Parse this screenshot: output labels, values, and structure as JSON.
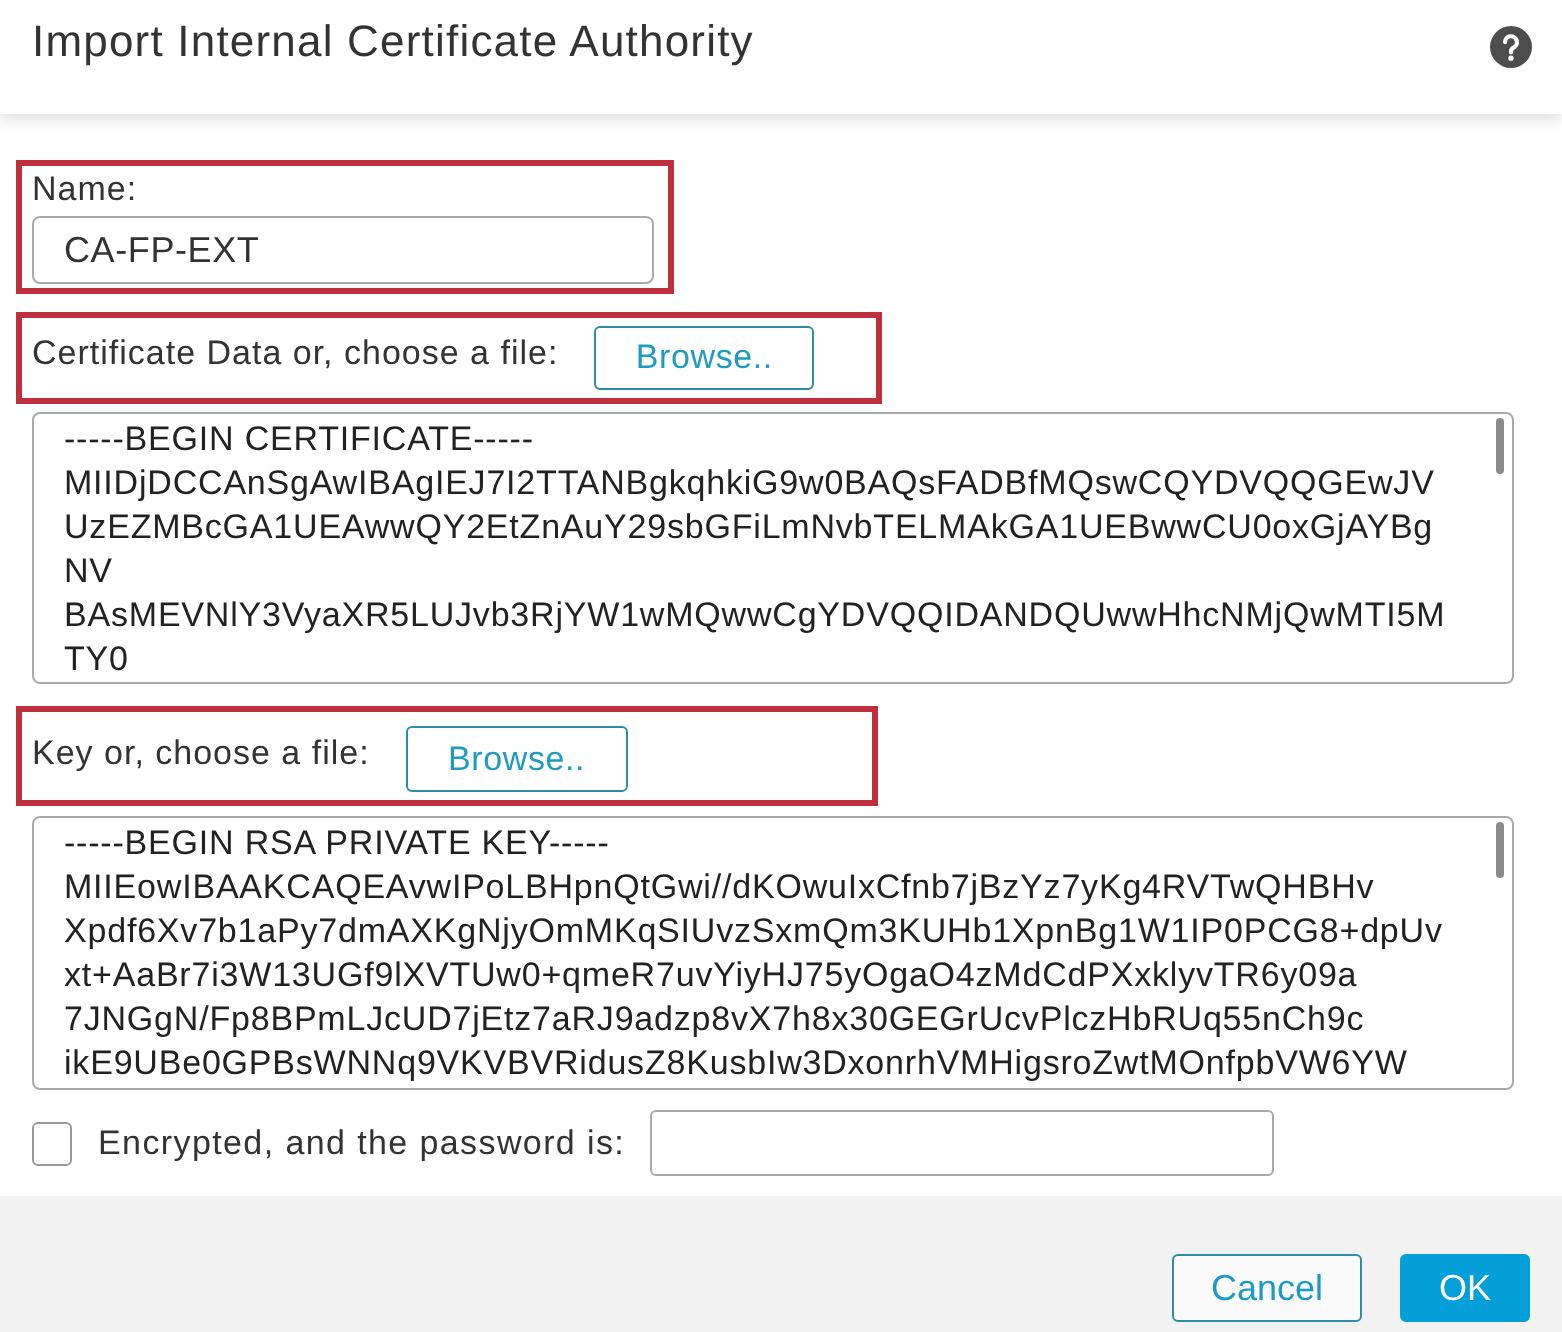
{
  "dialog": {
    "title": "Import Internal Certificate Authority"
  },
  "name_field": {
    "label": "Name:",
    "value": "CA-FP-EXT",
    "highlighted": true
  },
  "certificate": {
    "label": "Certificate Data or, choose a file:",
    "button": "Browse..",
    "highlighted": true,
    "lines": [
      "-----BEGIN CERTIFICATE-----",
      "MIIDjDCCAnSgAwIBAgIEJ7I2TTANBgkqhkiG9w0BAQsFADBfMQswCQYDVQQGEwJV",
      "UzEZMBcGA1UEAwwQY2EtZnAuY29sbGFiLmNvbTELMAkGA1UEBwwCU0oxGjAYBg",
      "NV",
      "BAsMEVNlY3VyaXR5LUJvb3RjYW1wMQwwCgYDVQQIDANDQUwwHhcNMjQwMTI5M",
      "TY0"
    ]
  },
  "key": {
    "label": "Key or, choose a file:",
    "button": "Browse..",
    "highlighted": true,
    "lines": [
      "-----BEGIN RSA PRIVATE KEY-----",
      "MIIEowIBAAKCAQEAvwIPoLBHpnQtGwi//dKOwuIxCfnb7jBzYz7yKg4RVTwQHBHv",
      "Xpdf6Xv7b1aPy7dmAXKgNjyOmMKqSIUvzSxmQm3KUHb1XpnBg1W1IP0PCG8+dpUv",
      "xt+AaBr7i3W13UGf9lXVTUw0+qmeR7uvYiyHJ75yOgaO4zMdCdPXxklyvTR6y09a",
      "7JNGgN/Fp8BPmLJcUD7jEtz7aRJ9adzp8vX7h8x30GEGrUcvPlczHbRUq55nCh9c",
      "ikE9UBe0GPBsWNNq9VKVBVRidusZ8KusbIw3DxonrhVMHigsroZwtMOnfpbVW6YW"
    ]
  },
  "encrypted": {
    "label": "Encrypted, and the password is:",
    "checked": false
  },
  "buttons": [
    {
      "label": "Cancel",
      "kind": "secondary"
    },
    {
      "label": "OK",
      "kind": "primary"
    }
  ]
}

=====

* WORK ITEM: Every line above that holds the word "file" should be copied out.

* SOLUTION TO THE EXERCISE:
    "label": "Certificate Data or, choose a file:",
    "label": "Key or, choose a file:",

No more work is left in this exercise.